The third main driver of the gender pay gap is, according to Claudia Goldin, the segregation of men and women into different industries and occupations – often with pronounced differences in salaries.
In many cases, industries and occupations that predominantly employ women tend to offer lower salaries compared to those dominated by men. This is not just a matter of individual choice; it often reflects deeper societal norms and educational trends that guide men and women into different career paths.
In Lithuania, this segregation is quite pronounced. Around 27% of women work in sectors like education, human health, and social work, which are typically lower-paying. In contrast, only 6% of men work in these sectors.This segregation leads to a scenario where the average earnings of women are lower than men not necessarily because they are paid less for the same work, but because they are overrepresented in lower-paying sectors and underrepresented in higher-paying ones.
Knowing all this, what role can organisations play in reducing the gender wage gap?
They can start by changing how jobs are structured and compensated, especially in terms of flexibility. Organisations that adopt practices that prioritise work-life balance, also effectively ensure more equal opportunities for women.
For example, three increasingly widespread workplace policies go a long way in levelling the playing field:
Flexible work hours allows employees to choose their working hours within certain limits, enabling them to better balance their professional and personal responsibilities. This can be particularly beneficial for women, who often bear a larger share of caregiving and household duties.
Remote work options can make a significant difference for employees who have young children, elderly parents, or other caregiving responsibilities, helping to level the playing field for women in the workforce.
Parental leave and caregiver support provides equal leave opportunities for both parents but also support employees who take on caregiving responsibilities for family members. This includes paid leave, flexible return-to-work options, and access to resources for caregivers, contributing to a fairer distribution of caregiving responsibilities and career opportunities between genders.
The EU is also becoming active in encouraging companies to make strides towards reducing the gender pay gap.
For example, EU Directive (2023/970) adopted in May 2023 aims to strengthen the application of the equal pay principle between men and women through enhanced pay transparency and enforcement mechanisms. This includes provisions for employers to provide detailed information on pay structures, ensure non-discriminatory pay practices, and report on gender pay gaps, thereby promoting equal pay for equal work in EU member states.
Meanwhile, from 2025, the European Union’s new Corporate Sustainability Reporting Directive (CSRD) will require companies to be more open about their gender wage gaps and the steps they’re taking to close them.
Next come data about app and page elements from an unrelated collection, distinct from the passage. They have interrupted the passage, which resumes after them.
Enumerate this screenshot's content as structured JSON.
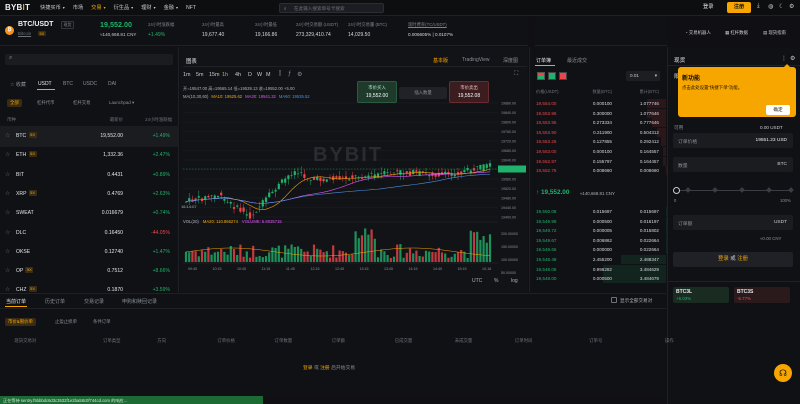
{
  "nav": {
    "logo_a": "BYB",
    "logo_b": "I",
    "logo_c": "T",
    "menu": [
      "快捷买币",
      "市场",
      "交易",
      "衍生品",
      "理财",
      "金融",
      "NFT"
    ],
    "search_placeholder": "在此输入搜索单号卡搜索",
    "login": "登录",
    "register": "注册"
  },
  "ticker": {
    "pair": "BTC/USDT",
    "sub": "Bitcoin",
    "tag": "现货",
    "lev": "5X",
    "price": "19,552.00",
    "cny": "≈140,668.81 CNY",
    "stats": [
      {
        "l": "24小时涨跌幅",
        "v": "+1.49%"
      },
      {
        "l": "24小时最高",
        "v": "19,677.40"
      },
      {
        "l": "24小时最低",
        "v": "19,166.86"
      },
      {
        "l": "24小时交易额 (USDT)",
        "v": "273,329,410.74"
      },
      {
        "l": "24小时交易量 (BTC)",
        "v": "14,029.50"
      }
    ],
    "fee_l": "现时费率(TC/USDT)",
    "fee_v": "0.006605% | 0.0107%"
  },
  "right_top": {
    "a": "交易机器人",
    "b": "杠杆数据",
    "c": "现货指南"
  },
  "left": {
    "tabs": [
      "收藏",
      "USDT",
      "BTC",
      "USDC",
      "DAI"
    ],
    "sub_tabs": [
      "全部",
      "杠杆代币",
      "杠杆交易",
      "Launchpad"
    ],
    "cols": [
      "币种",
      "最新价",
      "24小时涨跌幅"
    ],
    "rows": [
      {
        "sym": "BTC",
        "lev": "5X",
        "price": "19,552.00",
        "chg": "+1.49%",
        "up": true
      },
      {
        "sym": "ETH",
        "lev": "5X",
        "price": "1,332.36",
        "chg": "+2.47%",
        "up": true
      },
      {
        "sym": "BIT",
        "lev": "",
        "price": "0.4431",
        "chg": "+0.89%",
        "up": true
      },
      {
        "sym": "XRP",
        "lev": "5X",
        "price": "0.4769",
        "chg": "+2.63%",
        "up": true
      },
      {
        "sym": "SWEAT",
        "lev": "",
        "price": "0.016679",
        "chg": "+0.74%",
        "up": true
      },
      {
        "sym": "DLC",
        "lev": "",
        "price": "0.16450",
        "chg": "-44.05%",
        "up": false
      },
      {
        "sym": "OKSE",
        "lev": "",
        "price": "0.12740",
        "chg": "+1.47%",
        "up": true
      },
      {
        "sym": "OP",
        "lev": "5X",
        "price": "0.7512",
        "chg": "+8.66%",
        "up": true
      },
      {
        "sym": "CHZ",
        "lev": "5X",
        "price": "0.1870",
        "chg": "+3.59%",
        "up": true
      }
    ]
  },
  "chart": {
    "title": "图表",
    "tabs": [
      "基本版",
      "TradingView",
      "深度图"
    ],
    "intervals": [
      "1m",
      "5m",
      "15m",
      "1h",
      "4h",
      "D",
      "W",
      "M"
    ],
    "ohlc": "开=19547.00 高=19565.14 低=19539.13 收=19552.00 +5.00",
    "ma": [
      {
        "l": "MA(10,30,60)",
        "v": ""
      },
      {
        "l": "MA10:",
        "v": "19525.62"
      },
      {
        "l": "MA30:",
        "v": "19541.32"
      },
      {
        "l": "MA60:",
        "v": "19535.52"
      }
    ],
    "buy_l": "市价买入",
    "buy_v": "19,552.00",
    "sell_l": "市价卖出",
    "sell_v": "19,552.08",
    "insert": "插入数量",
    "watermark": "BYBIT",
    "vol_l": "VOL(20)",
    "vol_ma": "MA20: 110.866274",
    "vol_v": "VOLUME: 5.8025715",
    "yaxis": [
      "19880.00",
      "19840.00",
      "19800.00",
      "19760.00",
      "19720.00",
      "19680.00",
      "19640.00",
      "19600.00",
      "19560.00",
      "19520.00",
      "19480.00",
      "19440.00",
      "19400.00"
    ],
    "vaxis": [
      "200.00000",
      "150.00000",
      "100.00000",
      "50.00000"
    ],
    "xaxis": [
      "09:45",
      "10:15",
      "10:45",
      "11:15",
      "11:45",
      "12:15",
      "12:45",
      "13:15",
      "13:45",
      "14:15",
      "14:45",
      "15:15",
      "10-16"
    ],
    "foot": [
      "UTC",
      "%",
      "log"
    ],
    "timestamp": "16:14:07"
  },
  "ob": {
    "tabs": [
      "订单簿",
      "最近成交"
    ],
    "prec": "0.01",
    "cols": [
      "价格(USDT)",
      "数量(BTC)",
      "累计(BTC)"
    ],
    "asks": [
      [
        "19,554.00",
        "0.000100",
        "1.077746"
      ],
      [
        "19,553.96",
        "0.300000",
        "1.077646"
      ],
      [
        "19,553.95",
        "0.273334",
        "0.777646"
      ],
      [
        "19,553.90",
        "0.211900",
        "0.504312"
      ],
      [
        "19,553.26",
        "0.127855",
        "0.292412"
      ],
      [
        "19,553.00",
        "0.000100",
        "0.164557"
      ],
      [
        "19,552.97",
        "0.155797",
        "0.164457"
      ],
      [
        "19,552.75",
        "0.008660",
        "0.008660"
      ]
    ],
    "mid": "19,552.00",
    "mid_cny": "≈140,668.81 CNY",
    "bids": [
      [
        "19,550.08",
        "0.015697",
        "0.015697"
      ],
      [
        "19,549.99",
        "0.000500",
        "0.016197"
      ],
      [
        "19,549.72",
        "0.000005",
        "0.015802"
      ],
      [
        "19,549.67",
        "0.006862",
        "0.022664"
      ],
      [
        "19,549.66",
        "0.000000",
        "0.022664"
      ],
      [
        "19,548.48",
        "2.455200",
        "2.488347"
      ],
      [
        "19,548.05",
        "0.996282",
        "3.484629"
      ],
      [
        "19,548.00",
        "0.000500",
        "3.484679"
      ]
    ]
  },
  "trade": {
    "title": "现货",
    "tabs": [
      "限价",
      "市价",
      "条件"
    ],
    "tip_title": "新功能",
    "tip_body": "点击此处设置\"快捷下单\"功能。",
    "tip_btn": "确定",
    "avail": "可用",
    "avail_v": "0.00 USDT",
    "price_l": "订单价格",
    "price_v": "19551.23 USD",
    "qty_l": "数量",
    "qty_unit": "BTC",
    "pct": [
      "0",
      "100%"
    ],
    "val_l": "订单额",
    "val_unit": "USDT",
    "val_sub": "≈0.00 CNY",
    "login_a": "登录",
    "login_or": "或",
    "login_b": "注册",
    "etf": [
      {
        "n": "BTC3L",
        "v": "+6.03%",
        "up": true
      },
      {
        "n": "BTC3S",
        "v": "-5.77%",
        "up": false
      }
    ]
  },
  "bottom": {
    "tabs": [
      "当前订单",
      "历史订单",
      "交易记录",
      "申购和赎回记录"
    ],
    "show_all": "显示全部交易对",
    "sub": [
      "市价&限价单",
      "止盈止损单",
      "条件订单"
    ],
    "cols": [
      "现货交易对",
      "订单类型",
      "方向",
      "订单价格",
      "订单数量",
      "订单额",
      "已成交量",
      "未成交量",
      "订单时间",
      "订单号",
      "操作"
    ],
    "empty_a": "登录",
    "empty_or": "或",
    "empty_b": "注册",
    "empty_c": "后开始交易"
  },
  "status": "正在等待 sentry.f5bbbdc6d3c3532f1e2ba58c0f744cd.com 的响应..."
}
Included in what companies will need to report are:
The difference in pay between men and women (gender pay gap).
This pay difference broken down by job type or region.
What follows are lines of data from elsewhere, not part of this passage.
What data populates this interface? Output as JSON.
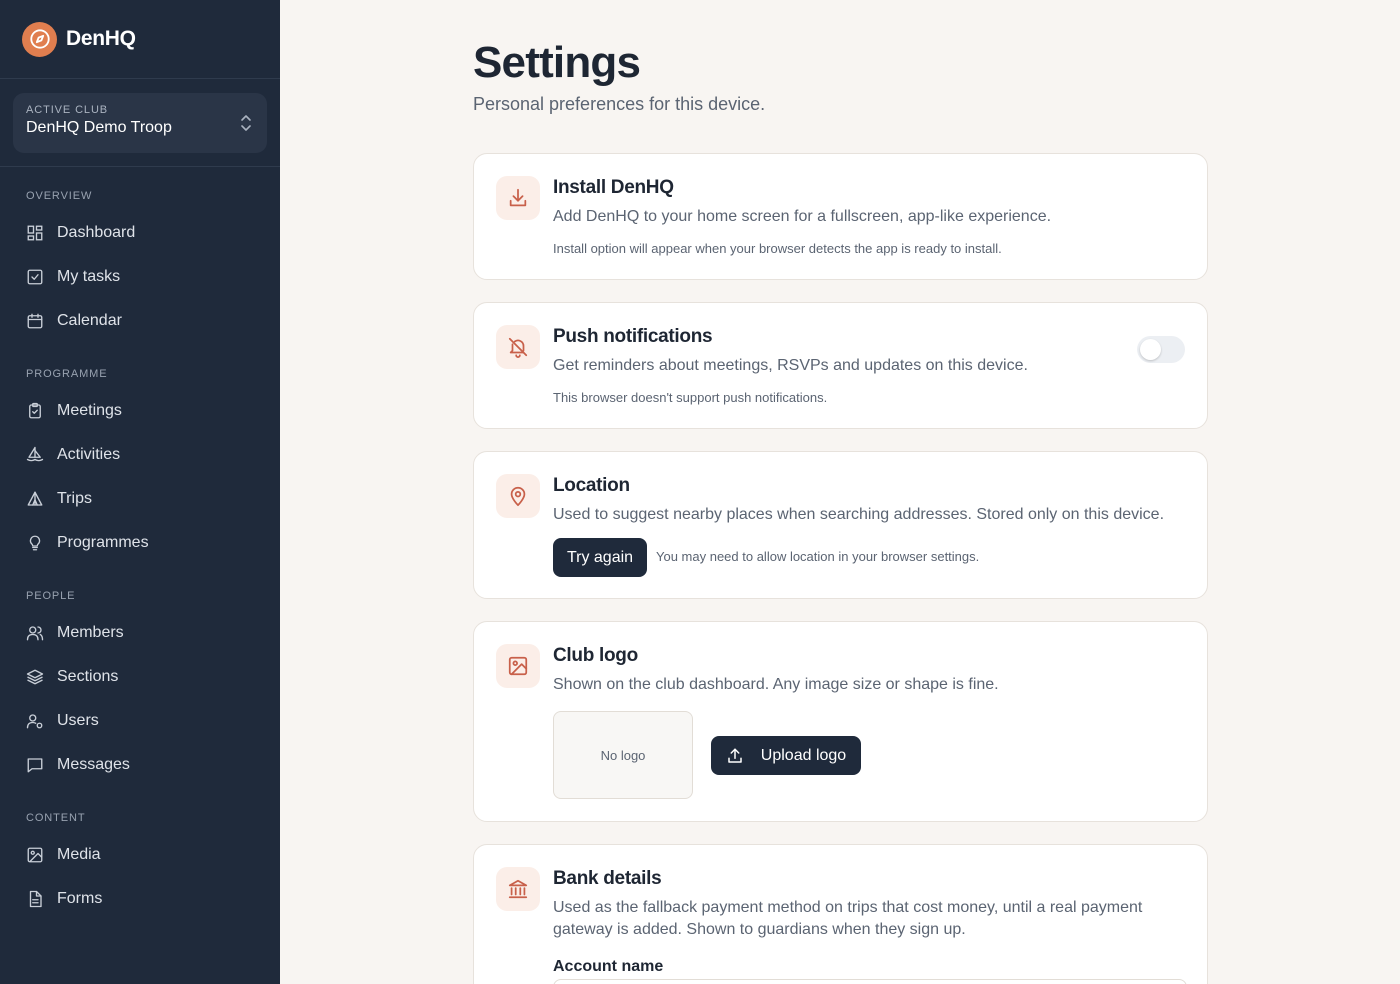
{
  "brand": {
    "name": "DenHQ",
    "icon": "compass-icon",
    "accent": "#e07e4f"
  },
  "club": {
    "kicker": "ACTIVE CLUB",
    "name": "DenHQ Demo Troop"
  },
  "nav": {
    "overview": {
      "heading": "OVERVIEW",
      "items": [
        {
          "label": "Dashboard",
          "icon": "dashboard-icon"
        },
        {
          "label": "My tasks",
          "icon": "checkbox-icon"
        },
        {
          "label": "Calendar",
          "icon": "calendar-icon"
        }
      ]
    },
    "programme": {
      "heading": "PROGRAMME",
      "items": [
        {
          "label": "Meetings",
          "icon": "clipboard-check-icon"
        },
        {
          "label": "Activities",
          "icon": "sailboat-icon"
        },
        {
          "label": "Trips",
          "icon": "tent-icon"
        },
        {
          "label": "Programmes",
          "icon": "lightbulb-icon"
        }
      ]
    },
    "people": {
      "heading": "PEOPLE",
      "items": [
        {
          "label": "Members",
          "icon": "users-icon"
        },
        {
          "label": "Sections",
          "icon": "layers-icon"
        },
        {
          "label": "Users",
          "icon": "user-cog-icon"
        },
        {
          "label": "Messages",
          "icon": "message-icon"
        }
      ]
    },
    "content": {
      "heading": "CONTENT",
      "items": [
        {
          "label": "Media",
          "icon": "image-icon"
        },
        {
          "label": "Forms",
          "icon": "file-text-icon"
        }
      ]
    }
  },
  "page": {
    "title": "Settings",
    "subtitle": "Personal preferences for this device."
  },
  "cards": {
    "install": {
      "title": "Install DenHQ",
      "description": "Add DenHQ to your home screen for a fullscreen, app-like experience.",
      "note": "Install option will appear when your browser detects the app is ready to install.",
      "icon": "download-icon"
    },
    "push": {
      "title": "Push notifications",
      "description": "Get reminders about meetings, RSVPs and updates on this device.",
      "note": "This browser doesn't support push notifications.",
      "icon": "bell-off-icon",
      "enabled": false
    },
    "location": {
      "title": "Location",
      "description": "Used to suggest nearby places when searching addresses. Stored only on this device.",
      "button": "Try again",
      "note": "You may need to allow location in your browser settings.",
      "icon": "map-pin-icon"
    },
    "logo": {
      "title": "Club logo",
      "description": "Shown on the club dashboard. Any image size or shape is fine.",
      "placeholder": "No logo",
      "button": "Upload logo",
      "icon": "image-icon"
    },
    "bank": {
      "title": "Bank details",
      "description_line1": "Used as the fallback payment method on trips that cost money, until a real payment",
      "description_line2": "gateway is added. Shown to guardians when they sign up.",
      "account_label": "Account name",
      "account_value": "",
      "icon": "bank-icon"
    }
  },
  "colors": {
    "sidebar": "#1f2a3b",
    "accent": "#e07e4f",
    "icon_accent": "#c8604a",
    "background": "#f8f5f2"
  }
}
How the pay difference stacks up between basic salaries and bonuses or other extra payments.
How many men and women took time off for family reasons.
The average hours of training for men and women.
How men and women are doing in training and skills-building.
In effect, these reporting standards will illuminate company practices, driving a stronger emphasis on gender equality within the workplace.
VESTA Consulting can help
Here at VESTA, we understand the causes of gender inequality, and the growing regulatory and reporting landscapes. More than that, VESTA stands ready to assist companies in devising actionable strategies to genuinely close the gender wage gap. By fostering an environment of transparency and proactive workplace policies, we believe businesses can lead the charge in creating a fairer, more inclusive future. Partner with us, and let’s work together to make gender equality not just an aspiration, but a tangible reality in the workplace.